Traces of Japanese radiation detected in
13 US states
Elevated yet still very low levels of
radiation from the Fukushima Daiichi nuclear crisis have now
been detected in the air or water in more than a dozen US
states and three territories, federal and local authorities
Higher than usual levels of radiation were detected by 12
monitoring stations in Alaska, Alabama, California, Guam,
Hawaii, Idaho, Nevada, Saipan, Northern Mariana Islands, and
Washington State over the past week and sent to
Environmental Protection Agency scientists for detailed
laboratory analysis, the agency said in a release Monday.
Unusual, yet still very low “trace amounts” of radiation,
were also reported in Massachusetts rain water and by state
officials and nuclear power plant radiation sensors in
Colorado, South Carolina, North Carolina, Florida, and
Pennsylvania, the Associated Press and Reuters reported.
“Some of the filter results show levels slightly higher
than those found by EPA monitors last week and a Department
of Energy monitor the week before,” the EPA said in its
statement Monday. “These types of findings are to be
expected in the coming days and are still far below levels
of public health concern.”
While radiation levels now being seen in some rainwater
exceed permitted levels for drinking water, for instance,
the federal standard is calculated based on long-term
exposure over 70 years – and those levels are expected to
last only a relatively short while, the EPA said in a
“frequently asked questions” portion of its statement.
One key radioactive particle being detected is iodine
131, a product of nuclear fission. Trace amounts of I-131
were trapped in clouds, and recent rains deposited I-131 in
collection containers, the Massachusetts Department of
Public Health reported Monday.
Rainwater called safe
For anyone who uses rainwater as a drinking water source,

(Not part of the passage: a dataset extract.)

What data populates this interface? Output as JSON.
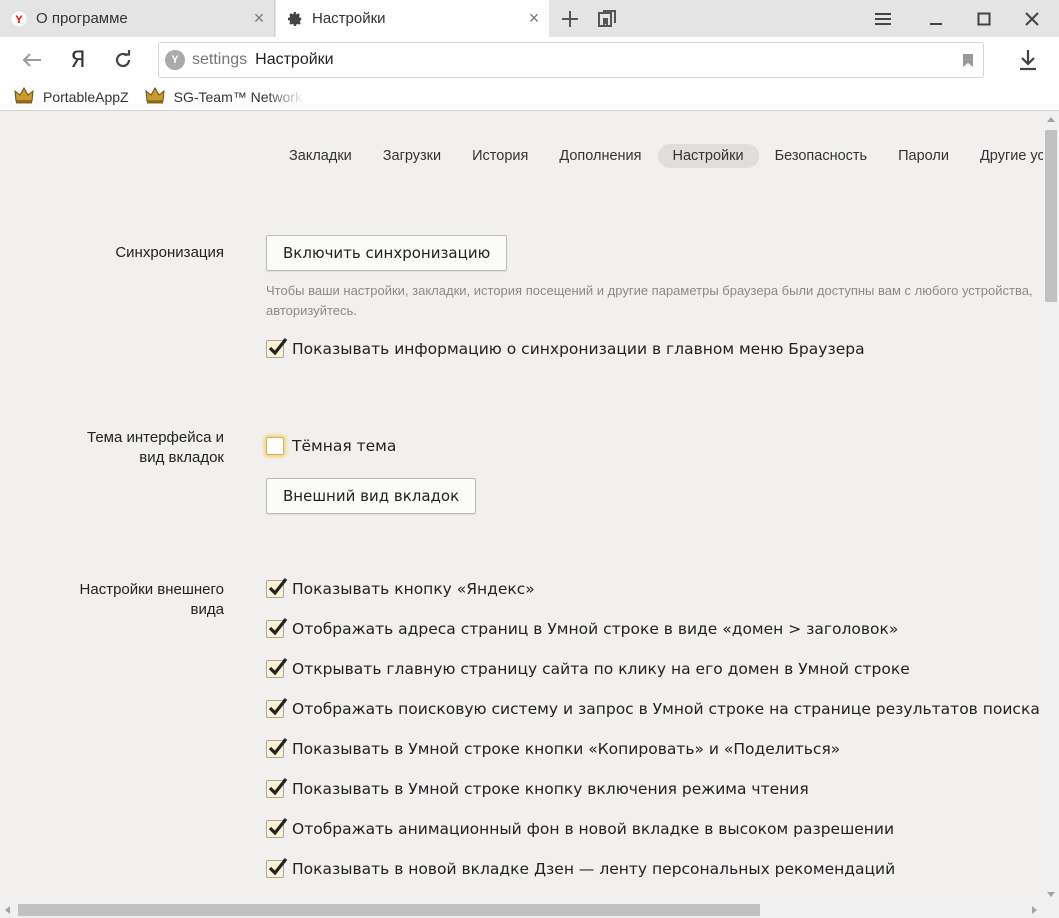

radiation exposure could be higher than for someone drinking
from a public water system, though that level is still far
to low to cause a health risk, the Centers for Disease
Control said as part of a joint statement with the EPA and
Food and Drug Administration.
“The levels being seen now are 25 times below the level
that would be of concern for use as a sole source of water
over a short period of time,” the CDC said in the joint
statement, “even for infants, pregnant women or
breastfeeding women, who are the most sensitive to
Reporting of radiation levels comes from the EPA's
network of radiation sensors in its RadNet system, which
includes more than 100 real-time radiation air monitors in
48 states as well as 40 units it can deploy anywhere in the
“As a result of the incident with the Fukushima nuclear
plant in Japan, several EPA air monitors have detected very
low levels of radioactive material in the United States
consistent with estimates from the damaged nuclear
reactors,” the EPA said in its statement.
But even though short-term hikes “do
not raise public health concerns” and such levels in
rainwater are expected to be relatively short, the EPA said
it would increase the monitoring of precipitation, drinking
water, and other “potential exposure routes.”
One key area being watched is the US milk supply. After
the Chernobyl meltdown in 1986, it was found that cows had
eaten grass tainted by radioactive fallout from the reactor.
Concentrated radioiodine in the milk was blamed later for
causing health problems in humans who drank it. The Soviet
government was blamed for not warning the public.
Similarly, the US government was blamed for downplaying
radioactive fallout as a health threat during atmospheric
weapons testing in the 1950s and early 1960s. Such
experience has translated into a high level of public
distrust in many nations, experts say.
“As far as I can tell, the fallout today appears to be
orders of magnitude less than it was during weapon testing
in the 1950s when weapons-testing fallout occurred all over
the country,” says Arjun Makhijani, president of Institute
for Energy and Environmental Research in Takoma Park, Md.,
who has testified to Congress on the nuclear fallout issue.
“Still, I would say there is a level of public concern
that's high enough right now that the authorities absolutely
should be measuring [radiation] levels in milk.”
In a statement Monday, the EPA and Massachusetts
authorities said they were monitoring the milk supply at
more than 30 stations. Typically this was done only once
every three months, but sampling and evaluations were now
being done “immediately,” the agency said.
The Food and Drug Administration added in a joint
statement with EPA and other agencies that it was unlikely
that radiation levels would contaminate milk to any degree
that would harm health.
“At this time, theoretical models do not indicate that
harmful amounts of radiation will reach the US and,
therefore, there is little possibility of domestic milk
being contaminated as a result of grass or feed
contamination in the US,” the FDA said.
“As part of ongoing federal safety requirements, there is
regular testing of milk and other selected foods for
radioactivity and other potential contaminants,” added the
Massachusetts Department of Health in the same release. “In
initial testing, US EPA found no I-131 in milk products in
the US.... This monitoring by the federal officials will
continue in Massachusetts and other states.”.